After an initial gasp at seeing Ford as Indiana Jones after so many years, his face longer, sallower, the eyes adjust and the aura of his oldness disappears. As Indy escapes from mercenary KGB treasure hunters and encounters his nemesis for the day (Cate Blanchett, appropriately camping it up), he seamlessly becomes the brainy, brawny hero we followed on grail quests, into snake pits, and across precarious rope bridges. From that moment until the sweet storybook conclusion we are caught up in the adventure and entertained as well as an audience can expect. There are plenty of grandiose action set pieces, perfectly choreographed, whimsical chaos in the patented Indian Jones style; the kind where you hold your breath until John Williams and his second skin score releases you. The one with the wave of killer ants is a gruesome stand out, on par with any sequence from the prior films. Did I scream out “Yeah!” and high five my friend when Indy saved the day at some point or another as I did when I watched Temple of Doom? No, but I'm also not ten anymore.


One of the interesting ironies of the Crystal Skull backlash is that a chief complaint has been that the film adheres too strictly to the standard Indiana Jones formula. That it appears at times as if it is marking off a checklist with each scene (melting skin – check, scared of snakes – check, crawling vermin – check, creepy, painted, tribal assassins – check). Lucas and Spielberg are being persecuted for giving young people a chance to have the same rollicking good time you and I had when we experienced Indiana Jones for the first time. It's not fair to ask the film to appeal to your somber, jaded adult sensitivities when the reason you fell in love with Indiana Jones in the first place was because it was the stuff of boyhood daydreams.


Also baffling is the critical dissatisfaction with the movie's extraterrestrial themes. As if such preposterousness is beneath a franchise so academically sound. As if Indy meeting up with alien mythology strains credulity. Are you kidding me!? Do you remember the removal of a beating heart? How about the ghostly knight protecting the grail? The only thing incredible is an entire group of bitter movie critics' astounding capability to reimagine history in order to suit a forced argument.


Although Indiana Jones is embodied by a human actor, he is a fictional character and as such he lives forever. We are not so lucky. We are the ones who must come to grips with mortality and somewhat pathetically rely on escapism like movies to distract ourselves from the relentless passage of time.

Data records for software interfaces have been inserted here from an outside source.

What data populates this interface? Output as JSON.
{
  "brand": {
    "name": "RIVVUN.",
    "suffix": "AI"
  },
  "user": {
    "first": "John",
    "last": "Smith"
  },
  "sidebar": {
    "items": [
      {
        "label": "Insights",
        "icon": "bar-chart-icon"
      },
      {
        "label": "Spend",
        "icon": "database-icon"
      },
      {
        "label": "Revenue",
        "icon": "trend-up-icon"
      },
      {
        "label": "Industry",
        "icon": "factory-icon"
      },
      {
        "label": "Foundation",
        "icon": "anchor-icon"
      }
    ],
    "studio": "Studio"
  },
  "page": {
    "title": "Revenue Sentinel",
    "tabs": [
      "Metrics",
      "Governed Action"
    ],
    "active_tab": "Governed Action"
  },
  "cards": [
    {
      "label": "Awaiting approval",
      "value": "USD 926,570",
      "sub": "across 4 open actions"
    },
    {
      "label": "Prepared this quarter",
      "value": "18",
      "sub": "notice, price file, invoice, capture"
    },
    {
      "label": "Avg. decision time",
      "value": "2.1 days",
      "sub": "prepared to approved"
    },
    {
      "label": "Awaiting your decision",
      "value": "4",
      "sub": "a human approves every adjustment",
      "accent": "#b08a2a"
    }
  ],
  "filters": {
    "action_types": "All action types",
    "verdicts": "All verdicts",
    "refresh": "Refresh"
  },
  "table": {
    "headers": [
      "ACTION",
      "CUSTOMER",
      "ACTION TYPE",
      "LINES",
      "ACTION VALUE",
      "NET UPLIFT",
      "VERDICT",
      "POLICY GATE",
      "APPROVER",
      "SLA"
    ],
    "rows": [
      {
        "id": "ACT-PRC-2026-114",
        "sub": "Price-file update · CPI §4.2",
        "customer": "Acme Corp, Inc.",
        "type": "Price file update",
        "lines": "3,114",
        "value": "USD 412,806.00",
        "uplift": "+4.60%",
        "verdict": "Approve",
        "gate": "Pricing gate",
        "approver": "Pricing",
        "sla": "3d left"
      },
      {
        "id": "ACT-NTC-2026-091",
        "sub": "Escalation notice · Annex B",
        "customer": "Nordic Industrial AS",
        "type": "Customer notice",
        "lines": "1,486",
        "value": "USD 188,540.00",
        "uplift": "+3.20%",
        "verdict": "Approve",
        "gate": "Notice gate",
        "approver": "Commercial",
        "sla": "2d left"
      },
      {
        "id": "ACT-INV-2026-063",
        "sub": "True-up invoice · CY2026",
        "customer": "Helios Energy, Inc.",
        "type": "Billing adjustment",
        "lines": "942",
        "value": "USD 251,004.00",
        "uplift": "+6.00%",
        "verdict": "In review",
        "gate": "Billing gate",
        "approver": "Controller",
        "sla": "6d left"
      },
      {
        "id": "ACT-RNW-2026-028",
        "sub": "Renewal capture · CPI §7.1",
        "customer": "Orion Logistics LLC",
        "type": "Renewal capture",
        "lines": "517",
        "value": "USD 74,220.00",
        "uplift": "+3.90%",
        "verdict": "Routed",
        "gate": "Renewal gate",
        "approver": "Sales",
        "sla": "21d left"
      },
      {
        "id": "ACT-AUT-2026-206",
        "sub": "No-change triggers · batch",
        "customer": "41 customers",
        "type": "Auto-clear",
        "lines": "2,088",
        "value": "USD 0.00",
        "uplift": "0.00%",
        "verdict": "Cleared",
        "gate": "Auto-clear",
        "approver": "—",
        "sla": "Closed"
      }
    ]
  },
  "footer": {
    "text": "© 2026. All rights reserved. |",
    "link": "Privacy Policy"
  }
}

The exuberant, spirited Indy has stayed the same – ask any kid leaving the theatre. It is we who have matured and moved on, and it's not the good Dr. Jones' fault.